[Records from a dataset]
'''
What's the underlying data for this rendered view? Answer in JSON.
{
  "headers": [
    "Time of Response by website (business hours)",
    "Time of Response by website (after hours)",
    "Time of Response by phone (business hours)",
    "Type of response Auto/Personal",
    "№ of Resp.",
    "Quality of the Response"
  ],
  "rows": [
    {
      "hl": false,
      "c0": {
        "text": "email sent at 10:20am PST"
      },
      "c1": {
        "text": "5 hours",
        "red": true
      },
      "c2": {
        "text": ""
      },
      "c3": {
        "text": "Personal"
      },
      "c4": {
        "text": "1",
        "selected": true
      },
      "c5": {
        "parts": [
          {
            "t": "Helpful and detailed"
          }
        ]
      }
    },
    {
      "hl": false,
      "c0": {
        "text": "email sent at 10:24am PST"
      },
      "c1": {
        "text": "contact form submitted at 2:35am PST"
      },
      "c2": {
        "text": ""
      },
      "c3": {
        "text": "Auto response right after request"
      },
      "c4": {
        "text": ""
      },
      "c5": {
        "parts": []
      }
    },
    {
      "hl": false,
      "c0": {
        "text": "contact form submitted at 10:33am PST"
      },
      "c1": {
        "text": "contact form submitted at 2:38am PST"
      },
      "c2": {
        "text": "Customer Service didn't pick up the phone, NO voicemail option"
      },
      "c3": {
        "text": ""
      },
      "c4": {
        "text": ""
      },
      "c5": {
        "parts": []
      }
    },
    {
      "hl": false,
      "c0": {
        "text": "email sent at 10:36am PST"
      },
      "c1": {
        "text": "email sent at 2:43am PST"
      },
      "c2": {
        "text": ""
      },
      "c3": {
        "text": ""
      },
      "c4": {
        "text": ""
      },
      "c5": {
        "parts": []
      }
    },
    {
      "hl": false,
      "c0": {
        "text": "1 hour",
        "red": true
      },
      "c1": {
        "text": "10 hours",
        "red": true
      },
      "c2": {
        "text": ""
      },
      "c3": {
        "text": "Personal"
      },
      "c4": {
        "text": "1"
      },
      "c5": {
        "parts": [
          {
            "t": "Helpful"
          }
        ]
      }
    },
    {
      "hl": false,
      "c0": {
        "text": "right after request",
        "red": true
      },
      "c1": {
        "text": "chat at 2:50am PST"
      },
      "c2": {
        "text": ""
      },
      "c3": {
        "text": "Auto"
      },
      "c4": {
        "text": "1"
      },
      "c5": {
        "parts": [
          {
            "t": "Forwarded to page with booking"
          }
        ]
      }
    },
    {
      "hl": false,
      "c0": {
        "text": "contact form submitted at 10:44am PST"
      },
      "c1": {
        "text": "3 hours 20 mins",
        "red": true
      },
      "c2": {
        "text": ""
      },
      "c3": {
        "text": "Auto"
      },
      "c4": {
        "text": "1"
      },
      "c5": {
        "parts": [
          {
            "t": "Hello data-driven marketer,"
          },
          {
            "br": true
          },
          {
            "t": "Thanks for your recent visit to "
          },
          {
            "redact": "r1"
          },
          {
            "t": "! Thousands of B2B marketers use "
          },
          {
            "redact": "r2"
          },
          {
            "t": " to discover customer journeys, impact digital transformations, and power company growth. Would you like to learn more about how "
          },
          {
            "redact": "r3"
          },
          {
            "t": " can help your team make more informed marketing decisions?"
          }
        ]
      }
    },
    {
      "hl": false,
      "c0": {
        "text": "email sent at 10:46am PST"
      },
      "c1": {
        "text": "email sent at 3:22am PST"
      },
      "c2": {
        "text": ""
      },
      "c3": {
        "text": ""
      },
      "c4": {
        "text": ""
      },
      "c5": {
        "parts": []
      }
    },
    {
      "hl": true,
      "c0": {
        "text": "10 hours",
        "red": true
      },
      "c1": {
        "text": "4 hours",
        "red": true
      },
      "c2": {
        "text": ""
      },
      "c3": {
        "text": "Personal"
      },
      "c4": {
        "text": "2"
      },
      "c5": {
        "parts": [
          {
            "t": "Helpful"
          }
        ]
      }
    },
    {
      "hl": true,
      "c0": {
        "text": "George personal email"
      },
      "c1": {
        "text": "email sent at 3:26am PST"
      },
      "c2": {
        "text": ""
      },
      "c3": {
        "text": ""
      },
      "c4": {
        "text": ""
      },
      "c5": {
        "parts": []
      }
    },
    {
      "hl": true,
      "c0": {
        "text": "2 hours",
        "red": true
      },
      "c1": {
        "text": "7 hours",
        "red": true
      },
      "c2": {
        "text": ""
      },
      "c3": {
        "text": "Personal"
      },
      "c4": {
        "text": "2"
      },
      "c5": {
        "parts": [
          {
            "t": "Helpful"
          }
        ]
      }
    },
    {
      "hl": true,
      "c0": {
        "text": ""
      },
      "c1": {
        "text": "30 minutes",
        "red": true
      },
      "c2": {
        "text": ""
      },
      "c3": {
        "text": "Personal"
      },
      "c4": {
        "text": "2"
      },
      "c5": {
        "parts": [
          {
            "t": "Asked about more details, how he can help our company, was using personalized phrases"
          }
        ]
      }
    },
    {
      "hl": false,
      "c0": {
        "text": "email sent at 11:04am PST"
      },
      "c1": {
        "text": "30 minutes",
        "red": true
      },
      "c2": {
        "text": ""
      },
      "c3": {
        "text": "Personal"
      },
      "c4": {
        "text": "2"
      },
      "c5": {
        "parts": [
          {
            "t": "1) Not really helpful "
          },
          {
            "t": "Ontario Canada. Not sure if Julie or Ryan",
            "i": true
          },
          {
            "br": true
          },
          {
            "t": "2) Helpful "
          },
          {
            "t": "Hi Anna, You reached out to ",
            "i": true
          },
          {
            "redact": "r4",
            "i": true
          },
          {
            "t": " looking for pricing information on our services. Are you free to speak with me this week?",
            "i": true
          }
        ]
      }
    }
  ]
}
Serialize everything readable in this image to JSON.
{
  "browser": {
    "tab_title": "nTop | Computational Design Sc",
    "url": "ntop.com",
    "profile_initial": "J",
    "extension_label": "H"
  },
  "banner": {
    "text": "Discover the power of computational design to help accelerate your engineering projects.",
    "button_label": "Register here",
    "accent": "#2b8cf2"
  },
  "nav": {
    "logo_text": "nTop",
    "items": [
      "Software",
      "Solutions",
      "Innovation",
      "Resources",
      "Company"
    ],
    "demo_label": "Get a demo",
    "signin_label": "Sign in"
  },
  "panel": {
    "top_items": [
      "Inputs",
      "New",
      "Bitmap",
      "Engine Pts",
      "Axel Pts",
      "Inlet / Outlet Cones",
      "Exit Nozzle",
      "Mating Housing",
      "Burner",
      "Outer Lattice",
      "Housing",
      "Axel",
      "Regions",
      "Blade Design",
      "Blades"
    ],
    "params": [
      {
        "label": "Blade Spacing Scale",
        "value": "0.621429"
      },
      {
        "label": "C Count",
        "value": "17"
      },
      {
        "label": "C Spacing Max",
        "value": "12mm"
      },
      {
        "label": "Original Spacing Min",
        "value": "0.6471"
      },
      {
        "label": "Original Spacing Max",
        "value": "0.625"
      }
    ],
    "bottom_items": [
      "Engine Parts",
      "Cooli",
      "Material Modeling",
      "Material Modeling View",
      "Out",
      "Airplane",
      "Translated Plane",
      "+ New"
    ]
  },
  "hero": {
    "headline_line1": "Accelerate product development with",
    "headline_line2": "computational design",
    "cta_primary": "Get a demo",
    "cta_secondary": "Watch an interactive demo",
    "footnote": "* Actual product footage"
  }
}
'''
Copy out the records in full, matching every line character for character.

**PROBLEM SOLUTION:**
What's the underlying data for this rendered view? Answer in JSON.
{
  "headers": [
    "Time of Response by website (business hours)",
    "Time of Response by website (after hours)",
    "Time of Response by phone (business hours)",
    "Type of response Auto/Personal",
    "№ of Resp.",
    "Quality of the Response"
  ],
  "rows": [
    {
      "hl": false,
      "c0": {
        "text": "email sent at 10:20am PST"
      },
      "c1": {
        "text": "5 hours",
        "red": true
      },
      "c2": {
        "text": ""
      },
      "c3": {
        "text": "Personal"
      },
      "c4": {
        "text": "1",
        "selected": true
      },
      "c5": {
        "parts": [
          {
            "t": "Helpful and detailed"
          }
        ]
      }
    },
    {
      "hl": false,
      "c0": {
        "text": "email sent at 10:24am PST"
      },
      "c1": {
        "text": "contact form submitted at 2:35am PST"
      },
      "c2": {
        "text": ""
      },
      "c3": {
        "text": "Auto response right after request"
      },
      "c4": {
        "text": ""
      },
      "c5": {
        "parts": []
      }
    },
    {
      "hl": false,
      "c0": {
        "text": "contact form submitted at 10:33am PST"
      },
      "c1": {
        "text": "contact form submitted at 2:38am PST"
      },
      "c2": {
        "text": "Customer Service didn't pick up the phone, NO voicemail option"
      },
      "c3": {
        "text": ""
      },
      "c4": {
        "text": ""
      },
      "c5": {
        "parts": []
      }
    },
    {
      "hl": false,
      "c0": {
        "text": "email sent at 10:36am PST"
      },
      "c1": {
        "text": "email sent at 2:43am PST"
      },
      "c2": {
        "text": ""
      },
      "c3": {
        "text": ""
      },
      "c4": {
        "text": ""
      },
      "c5": {
        "parts": []
      }
    },
    {
      "hl": false,
      "c0": {
        "text": "1 hour",
        "red": true
      },
      "c1": {
        "text": "10 hours",
        "red": true
      },
      "c2": {
        "text": ""
      },
      "c3": {
        "text": "Personal"
      },
      "c4": {
        "text": "1"
      },
      "c5": {
        "parts": [
          {
            "t": "Helpful"
          }
        ]
      }
    },
    {
      "hl": false,
      "c0": {
        "text": "right after request",
        "red": true
      },
      "c1": {
        "text": "chat at 2:50am PST"
      },
      "c2": {
        "text": ""
      },
      "c3": {
        "text": "Auto"
      },
      "c4": {
        "text": "1"
      },
      "c5": {
        "parts": [
          {
            "t": "Forwarded to page with booking"
          }
        ]
      }
    },
    {
      "hl": false,
      "c0": {
        "text": "contact form submitted at 10:44am PST"
      },
      "c1": {
        "text": "3 hours 20 mins",
        "red": true
      },
      "c2": {
        "text": ""
      },
      "c3": {
        "text": "Auto"
      },
      "c4": {
        "text": "1"
      },
      "c5": {
        "parts": [
          {
            "t": "Hello data-driven marketer,"
          },
          {
            "br": true
          },
          {
            "t": "Thanks for your recent visit to "
          },
          {
            "redact": "r1"
          },
          {
            "t": "! Thousands of B2B marketers use "
          },
          {
            "redact": "r2"
          },
          {
            "t": " to discover customer journeys, impact digital transformations, and power company growth. Would you like to learn more about how "
          },
          {
            "redact": "r3"
          },
          {
            "t": " can help your team make more informed marketing decisions?"
          }
        ]
      }
    },
    {
      "hl": false,
      "c0": {
        "text": "email sent at 10:46am PST"
      },
      "c1": {
        "text": "email sent at 3:22am PST"
      },
      "c2": {
        "text": ""
      },
      "c3": {
        "text": ""
      },
      "c4": {
        "text": ""
      },
      "c5": {
        "parts": []
      }
    },
    {
      "hl": true,
      "c0": {
        "text": "10 hours",
        "red": true
      },
      "c1": {
        "text": "4 hours",
        "red": true
      },
      "c2": {
        "text": ""
      },
      "c3": {
        "text": "Personal"
      },
      "c4": {
        "text": "2"
      },
      "c5": {
        "parts": [
          {
            "t": "Helpful"
          }
        ]
      }
    },
    {
      "hl": true,
      "c0": {
        "text": "George personal email"
      },
      "c1": {
        "text": "email sent at 3:26am PST"
      },
      "c2": {
        "text": ""
      },
      "c3": {
        "text": ""
      },
      "c4": {
        "text": ""
      },
      "c5": {
        "parts": []
      }
    },
    {
      "hl": true,
      "c0": {
        "text": "2 hours",
        "red": true
      },
      "c1": {
        "text": "7 hours",
        "red": true
      },
      "c2": {
        "text": ""
      },
      "c3": {
        "text": "Personal"
      },
      "c4": {
        "text": "2"
      },
      "c5": {
        "parts": [
          {
            "t": "Helpful"
          }
        ]
      }
    },
    {
      "hl": true,
      "c0": {
        "text": ""
      },
      "c1": {
        "text": "30 minutes",
        "red": true
      },
      "c2": {
        "text": ""
      },
      "c3": {
        "text": "Personal"
      },
      "c4": {
        "text": "2"
      },
      "c5": {
        "parts": [
          {
            "t": "Asked about more details, how he can help our company, was using personalized phrases"
          }
        ]
      }
    },
    {
      "hl": false,
      "c0": {
        "text": "email sent at 11:04am PST"
      },
      "c1": {
        "text": "30 minutes",
        "red": true
      },
      "c2": {
        "text": ""
      },
      "c3": {
        "text": "Personal"
      },
      "c4": {
        "text": "2"
      },
      "c5": {
        "parts": [
          {
            "t": "1) Not really helpful "
          },
          {
            "t": "Ontario Canada. Not sure if Julie or Ryan",
            "i": true
          },
          {
            "br": true
          },
          {
            "t": "2) Helpful "
          },
          {
            "t": "Hi Anna, You reached out to ",
            "i": true
          },
          {
            "redact": "r4",
            "i": true
          },
          {
            "t": " looking for pricing information on our services. Are you free to speak with me this week?",
            "i": true
          }
        ]
      }
    }
  ]
}
Serialize everything readable in this image to JSON.
{
  "browser": {
    "tab_title": "nTop | Computational Design Sc",
    "url": "ntop.com",
    "profile_initial": "J",
    "extension_label": "H"
  },
  "banner": {
    "text": "Discover the power of computational design to help accelerate your engineering projects.",
    "button_label": "Register here",
    "accent": "#2b8cf2"
  },
  "nav": {
    "logo_text": "nTop",
    "items": [
      "Software",
      "Solutions",
      "Innovation",
      "Resources",
      "Company"
    ],
    "demo_label": "Get a demo",
    "signin_label": "Sign in"
  },
  "panel": {
    "top_items": [
      "Inputs",
      "New",
      "Bitmap",
      "Engine Pts",
      "Axel Pts",
      "Inlet / Outlet Cones",
      "Exit Nozzle",
      "Mating Housing",
      "Burner",
      "Outer Lattice",
      "Housing",
      "Axel",
      "Regions",
      "Blade Design",
      "Blades"
    ],
    "params": [
      {
        "label": "Blade Spacing Scale",
        "value": "0.621429"
      },
      {
        "label": "C Count",
        "value": "17"
      },
      {
        "label": "C Spacing Max",
        "value": "12mm"
      },
      {
        "label": "Original Spacing Min",
        "value": "0.6471"
      },
      {
        "label": "Original Spacing Max",
        "value": "0.625"
      }
    ],
    "bottom_items": [
      "Engine Parts",
      "Cooli",
      "Material Modeling",
      "Material Modeling View",
      "Out",
      "Airplane",
      "Translated Plane",
      "+ New"
    ]
  },
  "hero": {
    "headline_line1": "Accelerate product development with",
    "headline_line2": "computational design",
    "cta_primary": "Get a demo",
    "cta_secondary": "Watch an interactive demo",
    "footnote": "* Actual product footage"
  }
}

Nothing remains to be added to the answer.